- After I left the company I pulled all of the all-nighters for, it eventually got bought by another company and management decided to eliminate my old position. Nobody cared how many times I stayed up all night doing work for them – if I was still working there at the time, I would have been fired. So did all that lack of sleep really make any difference in the long run? Not really….
- Thinking back, I also would have been a lot less stressed and been able to sleep more if I would have taken fewer college courses at the same time or reached out and asked for some help with my mom…. and everything still would have ultimately ended up the same way. It’s hard to see things like that at the time and it’s only through experience that you learn to take a step back and look at the bigger picture but if you’re in a situation like that, I’d encourage you to try and do it.
- This last point is probably the hardest – I can’t say that I didn’t have fun staying out all night with my friends when I was younger. I probably did a lot of stupid things because of all the alcohol that was involved (more on that in a different post) but at the end of the day, I would be lying if I said I didn’t have a good time. The key with that though is moderation – I still like to go out every once in a while but I can also honestly say that over the last few years I’ve had so many new opportunities to travel and experience some amazing new things both personally and professionally that have dwarfed any of the experiences I had at the bars when I was younger that it just isn’t a priority for me anymore. I can attribute all of that in at least some way to living a healthier lifestyle that includes getting enough sleep. And while you probably won’t hear any more “wow I can’t believe you did that” stories about me staying up all night and still going for a run the next morning from my neighbors, I enjoy my long runs a lot more these days and I love the fact that the extra energy that I get from getting a good night’s sleep the night before helps me to push myself harder and longer than I used to be able to even when I was younger.

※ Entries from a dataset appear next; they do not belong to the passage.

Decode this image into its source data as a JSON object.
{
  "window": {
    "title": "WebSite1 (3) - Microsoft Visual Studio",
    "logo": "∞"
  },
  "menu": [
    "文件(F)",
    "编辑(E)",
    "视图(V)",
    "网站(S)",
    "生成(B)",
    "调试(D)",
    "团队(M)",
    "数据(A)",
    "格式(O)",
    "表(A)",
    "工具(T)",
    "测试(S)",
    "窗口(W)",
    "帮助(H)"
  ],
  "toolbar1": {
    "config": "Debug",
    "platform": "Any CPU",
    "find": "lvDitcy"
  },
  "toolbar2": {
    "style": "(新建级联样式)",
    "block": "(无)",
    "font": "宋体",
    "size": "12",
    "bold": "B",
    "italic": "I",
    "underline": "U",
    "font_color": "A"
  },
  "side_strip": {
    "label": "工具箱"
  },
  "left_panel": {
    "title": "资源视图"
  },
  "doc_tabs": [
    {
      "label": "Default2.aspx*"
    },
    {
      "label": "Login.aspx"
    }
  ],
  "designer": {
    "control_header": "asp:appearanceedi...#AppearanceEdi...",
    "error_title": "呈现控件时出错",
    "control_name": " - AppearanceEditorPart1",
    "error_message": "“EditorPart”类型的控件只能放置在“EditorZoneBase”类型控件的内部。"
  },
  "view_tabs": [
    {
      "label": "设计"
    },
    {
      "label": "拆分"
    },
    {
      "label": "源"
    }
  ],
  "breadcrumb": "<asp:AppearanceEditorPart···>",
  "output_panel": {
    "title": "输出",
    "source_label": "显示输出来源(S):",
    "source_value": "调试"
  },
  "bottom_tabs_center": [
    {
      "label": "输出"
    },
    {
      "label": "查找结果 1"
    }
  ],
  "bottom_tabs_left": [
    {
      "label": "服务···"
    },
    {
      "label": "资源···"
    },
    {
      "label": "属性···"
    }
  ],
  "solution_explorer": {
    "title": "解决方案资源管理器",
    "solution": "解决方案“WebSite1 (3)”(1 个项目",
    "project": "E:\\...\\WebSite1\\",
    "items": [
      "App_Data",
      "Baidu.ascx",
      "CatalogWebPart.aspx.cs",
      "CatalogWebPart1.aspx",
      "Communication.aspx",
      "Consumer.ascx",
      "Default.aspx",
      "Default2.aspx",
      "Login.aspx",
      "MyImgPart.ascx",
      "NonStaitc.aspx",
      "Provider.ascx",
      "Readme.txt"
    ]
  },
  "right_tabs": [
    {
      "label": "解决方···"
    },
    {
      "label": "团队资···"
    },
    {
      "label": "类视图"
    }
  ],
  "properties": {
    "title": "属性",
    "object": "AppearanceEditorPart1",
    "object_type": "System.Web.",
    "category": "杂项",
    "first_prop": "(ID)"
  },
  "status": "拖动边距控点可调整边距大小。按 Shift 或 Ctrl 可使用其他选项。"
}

Not too long ago, I was asked do try something – the person who brought it up to me called it the Sleep Challenge but if you actually Google the words “Sleep Challenge” you’ll find a bunch of other um… “interesting”…. unrelated results so I don’t know if there’s actually a name for this or not but the concept is really straightforward:
For the next two weeks, no matter what you’re doing or how much you have on your plate, go to bed early and make sure you get 7-8 hours of sleep every night.
Sound easy? It probably does until you actually try it. The first few days are the hardest because you really won’t grasp how many distractions there are that you need to turn off and teach yourself to ignore before going to sleep each night until you make a conscious effort to try and do it. But if you do, I guarantee that even after the first week, you’ll start to feel noticeably better both physically and mentally.
If anyone decides to give this a try, I’d be interested to hear how it goes.